### Component data from apps and pages
-=-=-=-=-

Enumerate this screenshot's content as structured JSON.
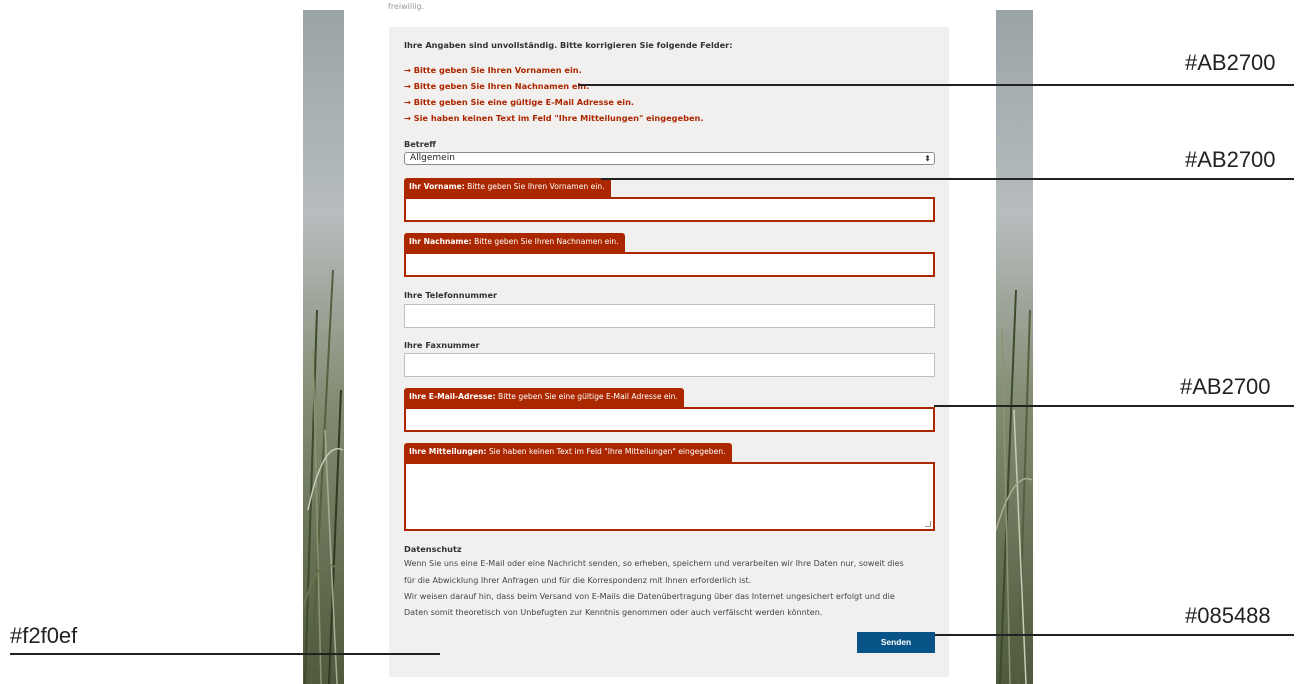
{
  "top_fade_text": "freiwillig.",
  "errors": {
    "heading": "Ihre Angaben sind unvollständig. Bitte korrigieren Sie folgende Felder:",
    "items": [
      "→ Bitte geben Sie Ihren Vornamen ein.",
      "→ Bitte geben Sie Ihren Nachnamen ein.",
      "→ Bitte geben Sie eine gültige E-Mail Adresse ein.",
      "→ Sie haben keinen Text im Feld \"Ihre Mitteilungen\" eingegeben."
    ]
  },
  "form": {
    "subject_label": "Betreff",
    "subject_value": "Allgemein",
    "firstname_label": "Ihr Vorname:",
    "firstname_error": "Bitte geben Sie Ihren Vornamen ein.",
    "lastname_label": "Ihr Nachname:",
    "lastname_error": "Bitte geben Sie Ihren Nachnamen ein.",
    "phone_label": "Ihre Telefonnummer",
    "fax_label": "Ihre Faxnummer",
    "email_label": "Ihre E-Mail-Adresse:",
    "email_error": "Bitte geben Sie eine gültige E-Mail Adresse ein.",
    "message_label": "Ihre Mitteilungen:",
    "message_error": "Sie haben keinen Text im Feld \"Ihre Mitteilungen\" eingegeben."
  },
  "privacy": {
    "title": "Datenschutz",
    "lines": [
      "Wenn Sie uns eine E-Mail oder eine Nachricht senden, so erheben, speichern und verarbeiten wir Ihre Daten nur, soweit dies",
      "für die Abwicklung Ihrer Anfragen und für die Korrespondenz mit Ihnen erforderlich ist.",
      "Wir weisen darauf hin, dass beim Versand von E-Mails die Datenübertragung über das Internet ungesichert erfolgt und die",
      "Daten somit theoretisch von Unbefugten zur Kenntnis genommen oder auch verfälscht werden könnten."
    ]
  },
  "send_label": "Senden",
  "annotations": {
    "error_list_color": "#AB2700",
    "firstname_tag_color": "#AB2700",
    "email_border_color": "#AB2700",
    "button_color": "#085488",
    "panel_color": "#f2f0ef"
  },
  "colors": {
    "error": "#AB2700",
    "button": "#085488",
    "panel": "#f2f0ef"
  }
}
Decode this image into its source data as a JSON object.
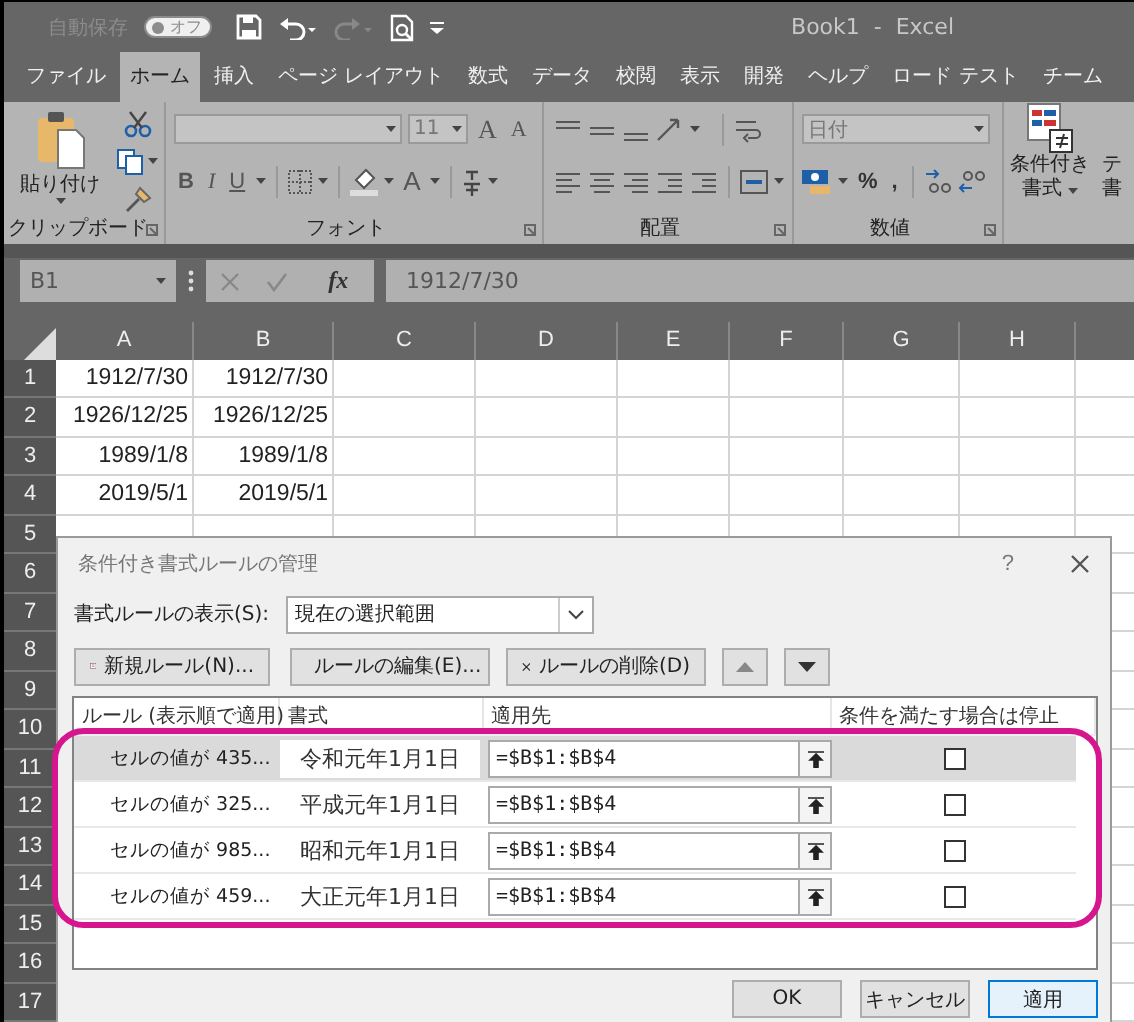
{
  "title_bar": {
    "autosave_label": "自動保存",
    "autosave_toggle": {
      "label": "オフ",
      "on": false
    },
    "title": "Book1  -  Excel"
  },
  "tabs": [
    {
      "label": "ファイル",
      "selected": false
    },
    {
      "label": "ホーム",
      "selected": true
    },
    {
      "label": "挿入",
      "selected": false
    },
    {
      "label": "ページ レイアウト",
      "selected": false
    },
    {
      "label": "数式",
      "selected": false
    },
    {
      "label": "データ",
      "selected": false
    },
    {
      "label": "校閲",
      "selected": false
    },
    {
      "label": "表示",
      "selected": false
    },
    {
      "label": "開発",
      "selected": false
    },
    {
      "label": "ヘルプ",
      "selected": false
    },
    {
      "label": "ロード テスト",
      "selected": false
    },
    {
      "label": "チーム",
      "selected": false
    }
  ],
  "ribbon": {
    "clipboard": {
      "paste": "貼り付け",
      "label": "クリップボード"
    },
    "font": {
      "size": "11",
      "grow": "A",
      "shrink": "A",
      "bold": "B",
      "italic": "I",
      "underline": "U",
      "font_color": "A",
      "label": "フォント"
    },
    "alignment": {
      "label": "配置"
    },
    "number": {
      "format": "日付",
      "percent": "%",
      "comma": ",",
      "label": "数値"
    },
    "styles": {
      "conditional": [
        "条件付き",
        "書式"
      ],
      "cut_off": [
        "テ",
        "書"
      ]
    }
  },
  "formula_bar": {
    "name_box": "B1",
    "fx": "fx",
    "formula": "1912/7/30"
  },
  "sheet": {
    "columns": [
      "A",
      "B",
      "C",
      "D",
      "E",
      "F",
      "G",
      "H"
    ],
    "rows": [
      {
        "number": "1",
        "cells": [
          "1912/7/30",
          "1912/7/30"
        ]
      },
      {
        "number": "2",
        "cells": [
          "1926/12/25",
          "1926/12/25"
        ]
      },
      {
        "number": "3",
        "cells": [
          "1989/1/8",
          "1989/1/8"
        ]
      },
      {
        "number": "4",
        "cells": [
          "2019/5/1",
          "2019/5/1"
        ]
      },
      {
        "number": "5"
      },
      {
        "number": "6"
      },
      {
        "number": "7"
      },
      {
        "number": "8"
      },
      {
        "number": "9"
      },
      {
        "number": "10"
      },
      {
        "number": "11"
      },
      {
        "number": "12"
      },
      {
        "number": "13"
      },
      {
        "number": "14"
      },
      {
        "number": "15"
      },
      {
        "number": "16"
      },
      {
        "number": "17"
      }
    ]
  },
  "dialog": {
    "title": "条件付き書式ルールの管理",
    "help": "?",
    "show_label": "書式ルールの表示(S):",
    "scope": "現在の選択範囲",
    "buttons": [
      "新規ルール(N)...",
      "ルールの編集(E)...",
      "ルールの削除(D)"
    ],
    "columns": [
      "ルール (表示順で適用)",
      "書式",
      "適用先",
      "条件を満たす場合は停止"
    ],
    "rules": [
      {
        "condition": "セルの値が 435...",
        "preview": "令和元年1月1日",
        "applies_to": "=$B$1:$B$4",
        "stop_if_true": false,
        "selected": true
      },
      {
        "condition": "セルの値が 325...",
        "preview": "平成元年1月1日",
        "applies_to": "=$B$1:$B$4",
        "stop_if_true": false,
        "selected": false
      },
      {
        "condition": "セルの値が 985...",
        "preview": "昭和元年1月1日",
        "applies_to": "=$B$1:$B$4",
        "stop_if_true": false,
        "selected": false
      },
      {
        "condition": "セルの値が 459...",
        "preview": "大正元年1月1日",
        "applies_to": "=$B$1:$B$4",
        "stop_if_true": false,
        "selected": false
      }
    ],
    "footer_buttons": [
      {
        "label": "OK",
        "focused": false
      },
      {
        "label": "キャンセル",
        "focused": false
      },
      {
        "label": "適用",
        "focused": true
      }
    ]
  }
}
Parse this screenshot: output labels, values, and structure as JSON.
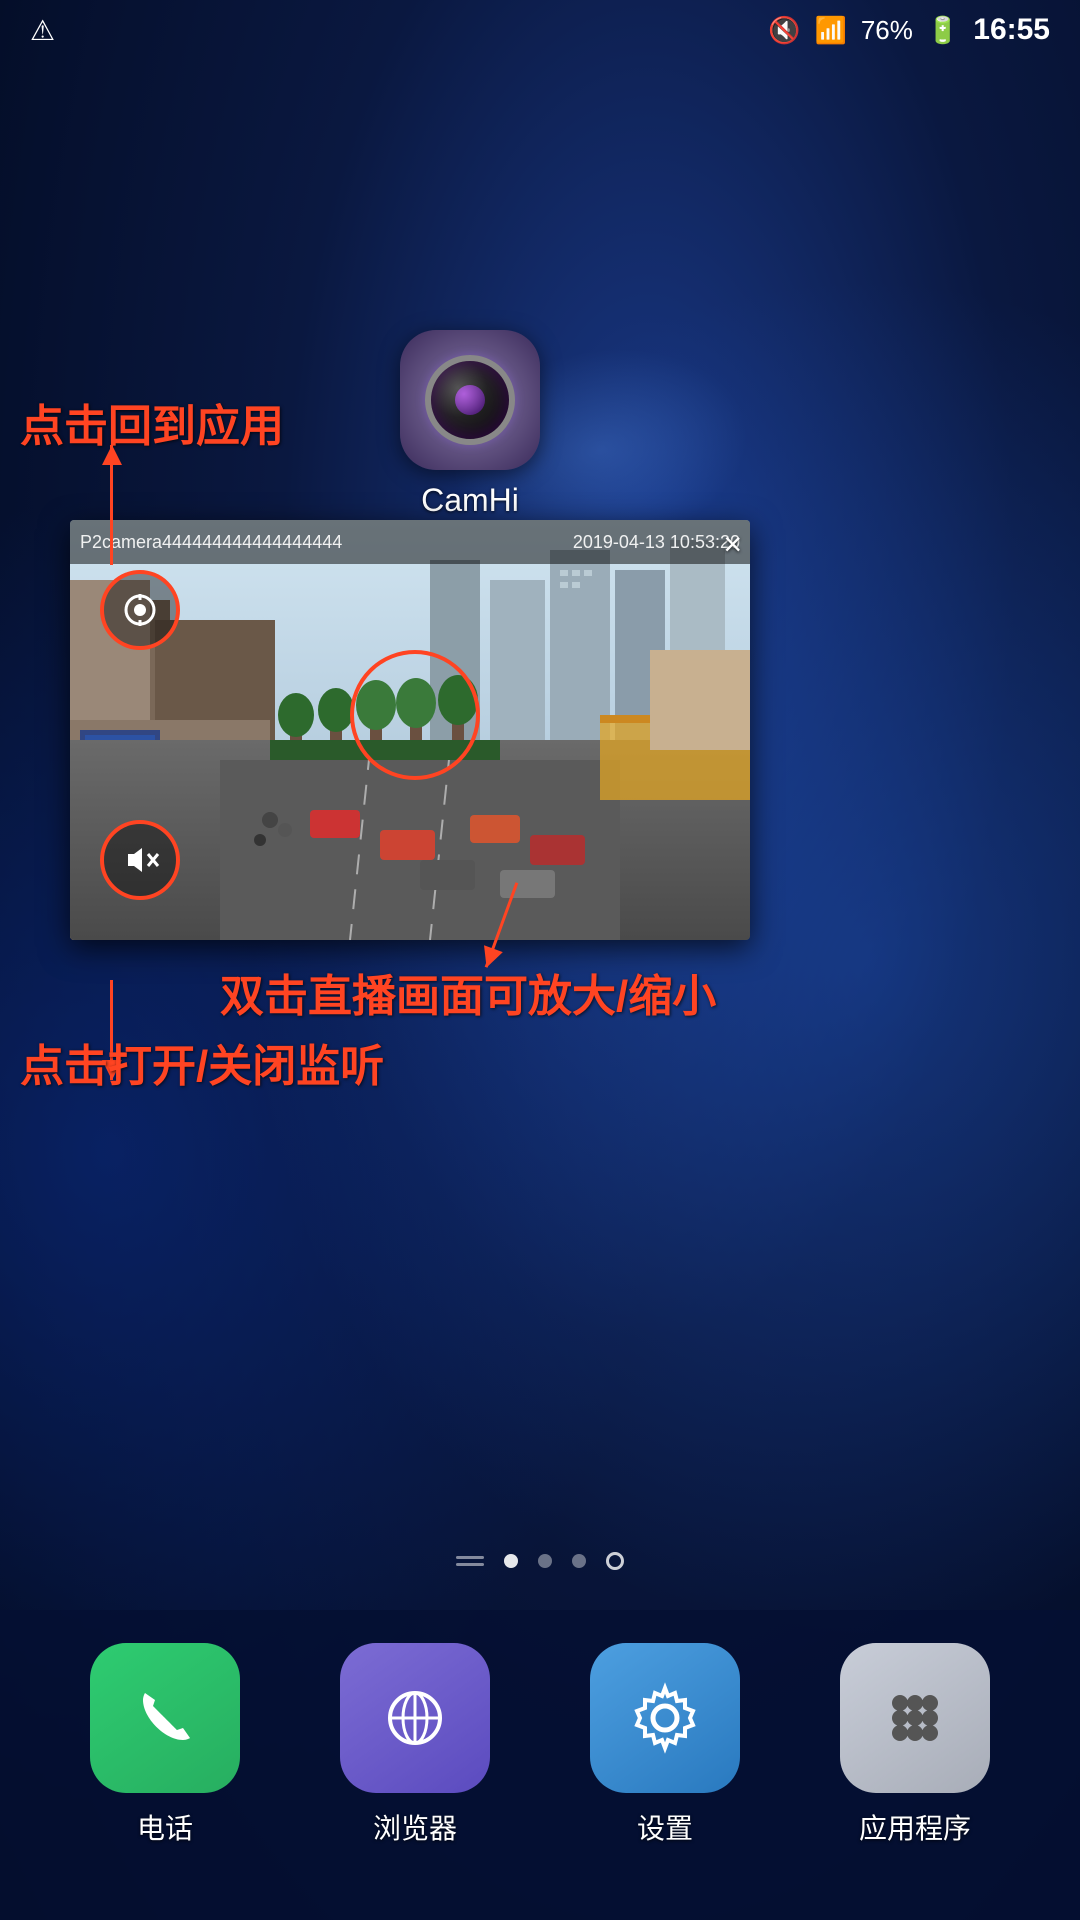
{
  "statusBar": {
    "batteryLevel": "76%",
    "time": "16:55",
    "wifiSignal": "wifi",
    "cellSignal": "cell",
    "mute": "mute",
    "warning": "⚠"
  },
  "camhi": {
    "appName": "CamHi"
  },
  "video": {
    "cameraName": "P2camera444444444444444444",
    "timestamp": "2019-04-13 10:53:20",
    "closeButton": "×"
  },
  "annotations": {
    "returnToApp": "点击回到应用",
    "doubleTap": "双击直播画面可放大/缩小",
    "audioToggle": "点击打开/关闭监听"
  },
  "pageDots": {
    "total": 5,
    "active": 1
  },
  "dock": {
    "items": [
      {
        "id": "phone",
        "label": "电话",
        "icon": "📞"
      },
      {
        "id": "browser",
        "label": "浏览器",
        "icon": "🌐"
      },
      {
        "id": "settings",
        "label": "设置",
        "icon": "⚙️"
      },
      {
        "id": "apps",
        "label": "应用程序",
        "icon": "⠿"
      }
    ]
  }
}
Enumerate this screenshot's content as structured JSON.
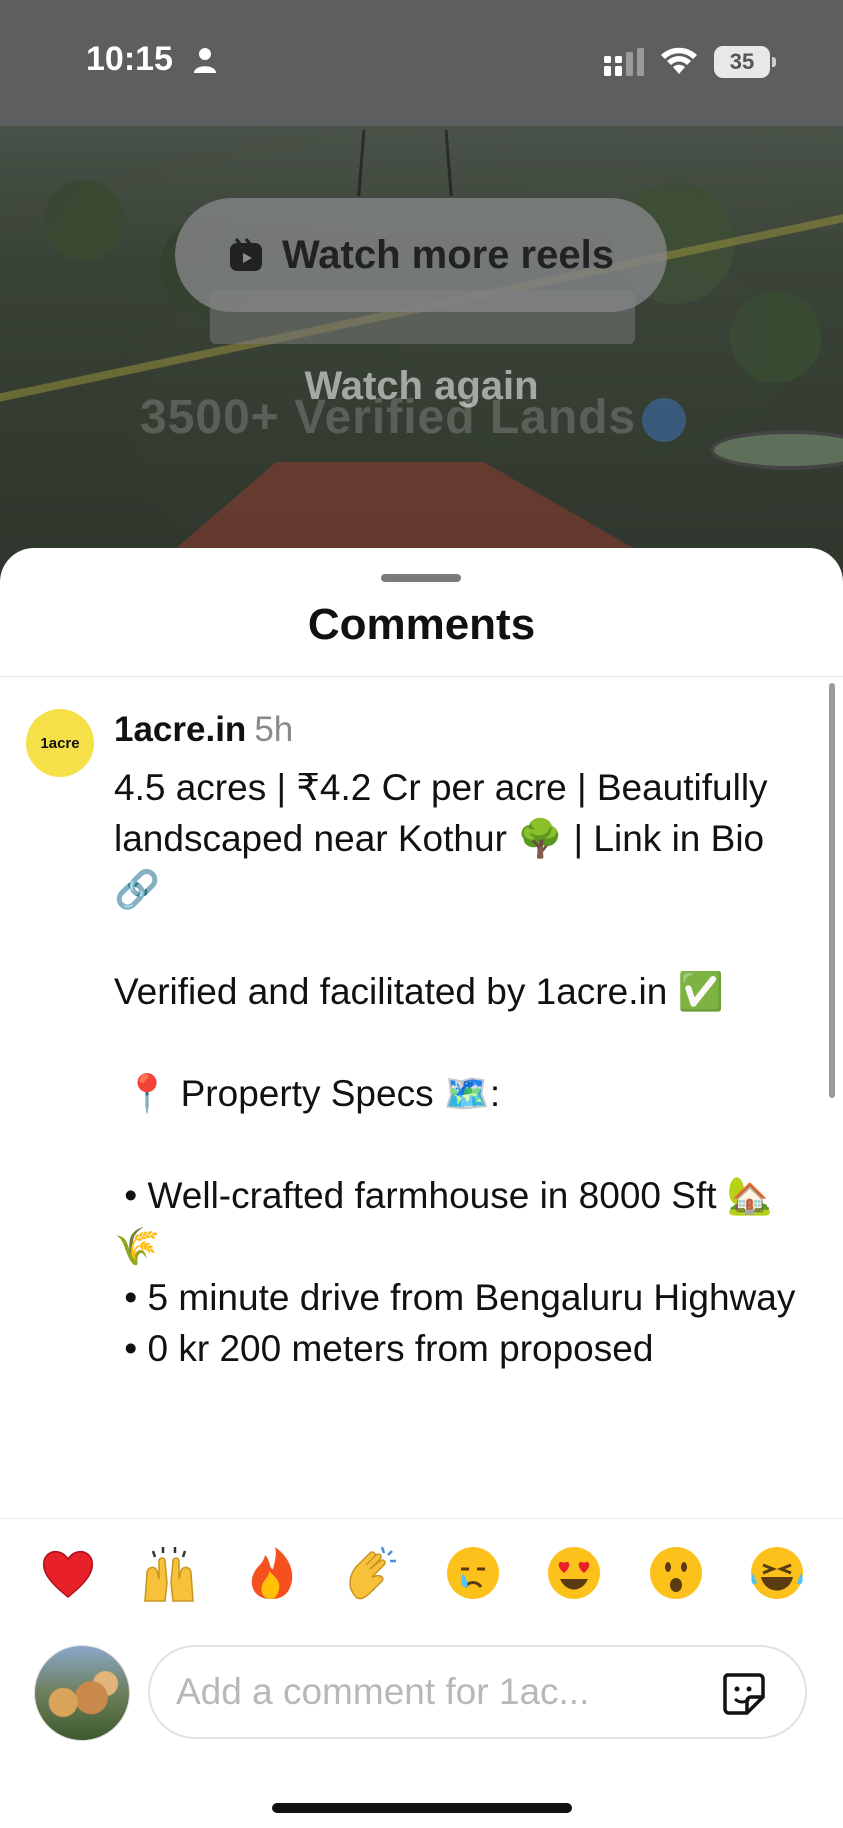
{
  "status_bar": {
    "time": "10:15",
    "battery": "35"
  },
  "video": {
    "watch_more_label": "Watch more reels",
    "watch_again_label": "Watch again",
    "overlay_text": "3500+ Verified Lands"
  },
  "comments_sheet": {
    "title": "Comments",
    "comment": {
      "avatar_text": "1acre",
      "username": "1acre.in",
      "time": "5h",
      "text": "4.5 acres | ₹4.2 Cr per acre | Beautifully landscaped near Kothur 🌳 | Link in Bio 🔗\n\nVerified and facilitated by 1acre.in ✅\n\n 📍 Property Specs 🗺️:\n\n • Well-crafted farmhouse in 8000 Sft 🏡 🌾\n • 5 minute drive from Bengaluru Highway\n • 0 kr 200 meters from proposed"
    }
  },
  "reactions": [
    {
      "emoji": "❤️",
      "name": "heart"
    },
    {
      "emoji": "🙌",
      "name": "raising-hands"
    },
    {
      "emoji": "🔥",
      "name": "fire"
    },
    {
      "emoji": "👏",
      "name": "clapping"
    },
    {
      "emoji": "😢",
      "name": "crying"
    },
    {
      "emoji": "😍",
      "name": "heart-eyes"
    },
    {
      "emoji": "😮",
      "name": "surprised"
    },
    {
      "emoji": "😂",
      "name": "laughing"
    }
  ],
  "composer": {
    "placeholder": "Add a comment for 1ac..."
  },
  "colors": {
    "avatar_yellow": "#f6e04a",
    "sheet_background": "#ffffff",
    "status_bar": "#5c5e60"
  }
}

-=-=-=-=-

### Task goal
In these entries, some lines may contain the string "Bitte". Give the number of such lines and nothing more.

### Exercise response
7